What do you do when the majority of your target market knows your name, what you do, and what you stand for?
You make it fast, cheap and simple. That's been the mantra of periodical
publishers, as the voucher package has been their circulation-building dynamo. As of yet, not many association mailers have hopped on the "less is more" bandwagon. But in April, the Who's Mailing What! Archive received a 43/4" x 71/2" membership-acquisition appeal from the American Medical Association (AMA) that gets right to the point (571AMMEAS0404). The
effort includes just a simple, perforated order form, a 33/4" x 7" brochure (folded) and a BRE, and offers prospects an introductory annual membership for $45.
"The [AMA] didn't have to start their argument way back, and explain exactly what they do and how they do it. They make it quick and easy for a busy physician to sign up for membership," says freelance copywriter and direct mail guru Alan Rosenspan, who has worked with numerous association mailers, including The Direct Marketing Association, the Bank Marketing Association, The New England Direct Marketing Association and the Professional Insurance Marketing Association. "This technique has been used quite a bit in publishing to win back recent subscribers; in credit card marketing, where the rate is all people care about; and even for nonprofits. Do you really need to know what the Red Cross does?"
With this piece, one could easily see how the AMA is targeting young resident doctors who are too busy to peruse all the elements of a standard direct mail package. What's more, the creative is informally cutesy: Featured on the outer envelope is a cartoon image of a physician in a white lab coat stepping onto oversized, symbolic hands, with the adjoining teaser, "Plan now for a successful practice. See inside ..." On the back of the carrier, AMA employs quick points to spur a resident to open it: "FREE with your AMA membership: Making the Right Practice Choice guide; Physician Recognition Award (PRA) Certificate; Physician Profiles."
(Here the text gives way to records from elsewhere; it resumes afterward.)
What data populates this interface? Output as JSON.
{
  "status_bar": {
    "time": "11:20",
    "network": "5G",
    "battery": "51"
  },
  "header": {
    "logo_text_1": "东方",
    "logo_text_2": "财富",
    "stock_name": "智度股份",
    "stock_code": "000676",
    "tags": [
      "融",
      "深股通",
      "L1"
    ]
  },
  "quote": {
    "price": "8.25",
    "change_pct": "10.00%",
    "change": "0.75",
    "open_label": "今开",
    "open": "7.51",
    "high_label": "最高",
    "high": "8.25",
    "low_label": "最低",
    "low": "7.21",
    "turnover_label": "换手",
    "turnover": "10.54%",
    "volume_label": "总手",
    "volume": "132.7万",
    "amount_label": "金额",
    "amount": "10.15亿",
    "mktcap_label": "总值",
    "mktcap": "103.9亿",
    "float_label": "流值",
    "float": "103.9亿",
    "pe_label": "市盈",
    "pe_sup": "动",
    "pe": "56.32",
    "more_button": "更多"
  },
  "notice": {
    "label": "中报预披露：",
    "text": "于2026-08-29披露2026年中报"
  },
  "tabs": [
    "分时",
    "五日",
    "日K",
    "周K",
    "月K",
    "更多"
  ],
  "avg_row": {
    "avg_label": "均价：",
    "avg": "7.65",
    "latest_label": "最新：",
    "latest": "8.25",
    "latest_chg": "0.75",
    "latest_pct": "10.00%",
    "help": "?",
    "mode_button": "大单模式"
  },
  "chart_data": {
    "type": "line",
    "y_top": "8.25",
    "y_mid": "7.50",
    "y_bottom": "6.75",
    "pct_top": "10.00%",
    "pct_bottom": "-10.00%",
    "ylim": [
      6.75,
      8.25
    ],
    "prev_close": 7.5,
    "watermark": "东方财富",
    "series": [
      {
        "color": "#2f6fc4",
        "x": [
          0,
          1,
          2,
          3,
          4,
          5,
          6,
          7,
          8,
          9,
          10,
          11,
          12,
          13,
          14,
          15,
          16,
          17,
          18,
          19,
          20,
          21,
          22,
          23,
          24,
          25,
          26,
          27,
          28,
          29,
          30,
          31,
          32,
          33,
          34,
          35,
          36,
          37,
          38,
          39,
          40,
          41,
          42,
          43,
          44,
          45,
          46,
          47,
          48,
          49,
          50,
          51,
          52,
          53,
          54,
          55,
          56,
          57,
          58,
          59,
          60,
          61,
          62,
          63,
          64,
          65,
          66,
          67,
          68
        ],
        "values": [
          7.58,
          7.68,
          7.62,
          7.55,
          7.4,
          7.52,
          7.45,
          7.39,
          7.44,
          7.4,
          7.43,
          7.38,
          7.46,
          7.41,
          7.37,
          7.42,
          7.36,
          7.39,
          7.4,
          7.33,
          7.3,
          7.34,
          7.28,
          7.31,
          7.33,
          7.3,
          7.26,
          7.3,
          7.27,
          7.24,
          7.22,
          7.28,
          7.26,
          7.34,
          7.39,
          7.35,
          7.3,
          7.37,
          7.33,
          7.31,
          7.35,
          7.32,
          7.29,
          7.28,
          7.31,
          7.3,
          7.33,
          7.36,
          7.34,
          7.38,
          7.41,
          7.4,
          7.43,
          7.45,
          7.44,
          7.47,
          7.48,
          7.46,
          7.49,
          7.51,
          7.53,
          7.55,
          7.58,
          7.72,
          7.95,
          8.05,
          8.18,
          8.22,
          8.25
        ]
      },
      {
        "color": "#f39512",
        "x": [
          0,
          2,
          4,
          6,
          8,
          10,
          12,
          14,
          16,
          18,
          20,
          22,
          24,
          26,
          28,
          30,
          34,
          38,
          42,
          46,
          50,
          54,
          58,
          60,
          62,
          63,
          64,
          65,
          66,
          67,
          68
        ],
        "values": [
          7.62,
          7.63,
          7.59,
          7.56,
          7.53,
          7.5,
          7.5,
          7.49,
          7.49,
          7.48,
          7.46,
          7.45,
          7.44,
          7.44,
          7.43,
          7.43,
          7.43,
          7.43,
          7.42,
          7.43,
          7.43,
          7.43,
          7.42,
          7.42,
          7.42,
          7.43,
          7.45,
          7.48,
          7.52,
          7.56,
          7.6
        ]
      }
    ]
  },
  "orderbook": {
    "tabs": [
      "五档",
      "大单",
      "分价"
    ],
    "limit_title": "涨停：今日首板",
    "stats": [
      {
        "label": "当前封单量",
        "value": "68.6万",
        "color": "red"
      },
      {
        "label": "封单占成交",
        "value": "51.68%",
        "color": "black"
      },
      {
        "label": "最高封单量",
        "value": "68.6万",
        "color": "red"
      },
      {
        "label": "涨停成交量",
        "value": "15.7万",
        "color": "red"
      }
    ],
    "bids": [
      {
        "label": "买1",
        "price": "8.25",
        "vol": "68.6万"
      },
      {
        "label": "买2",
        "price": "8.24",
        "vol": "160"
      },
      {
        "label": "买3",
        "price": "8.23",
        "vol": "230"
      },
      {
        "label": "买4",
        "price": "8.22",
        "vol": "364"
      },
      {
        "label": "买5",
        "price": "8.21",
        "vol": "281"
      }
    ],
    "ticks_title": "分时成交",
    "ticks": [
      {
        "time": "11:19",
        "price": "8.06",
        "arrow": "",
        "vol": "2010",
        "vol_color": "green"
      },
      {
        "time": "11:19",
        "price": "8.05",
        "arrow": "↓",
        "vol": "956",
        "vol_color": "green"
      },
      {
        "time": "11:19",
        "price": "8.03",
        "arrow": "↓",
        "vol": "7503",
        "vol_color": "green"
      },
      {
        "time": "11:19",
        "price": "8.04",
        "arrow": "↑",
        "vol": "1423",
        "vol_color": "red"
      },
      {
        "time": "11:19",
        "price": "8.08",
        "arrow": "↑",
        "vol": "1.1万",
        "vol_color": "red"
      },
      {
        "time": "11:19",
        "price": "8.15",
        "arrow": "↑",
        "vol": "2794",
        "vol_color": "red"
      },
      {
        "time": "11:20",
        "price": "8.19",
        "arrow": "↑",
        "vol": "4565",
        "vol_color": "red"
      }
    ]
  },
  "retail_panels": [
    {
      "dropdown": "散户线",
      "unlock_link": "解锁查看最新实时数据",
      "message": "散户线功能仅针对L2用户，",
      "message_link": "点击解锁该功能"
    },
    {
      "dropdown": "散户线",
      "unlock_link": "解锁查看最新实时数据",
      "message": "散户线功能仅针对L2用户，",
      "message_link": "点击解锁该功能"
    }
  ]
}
And aside from the brochure, which talks about the benefits of membership, the AMA makes very little mention throughout the package about its organization and what it doessave for a small chunk of copy on the back of the order form:
The medical profession has long subscribed to the Principles of Medical Ethics, which provides the ethical guidelines for practicing physicians and was created by the AMA.
While we can't readily gauge the mailing's effectiveness, Rosenspan
believes its creative lacks a certain punch. "There was no big idea, no feeling of belonging that came through, no compelling benefits," he says. "Maybe it's a no-brainer for physicians to join, but I didn't think this was a hardworking piece."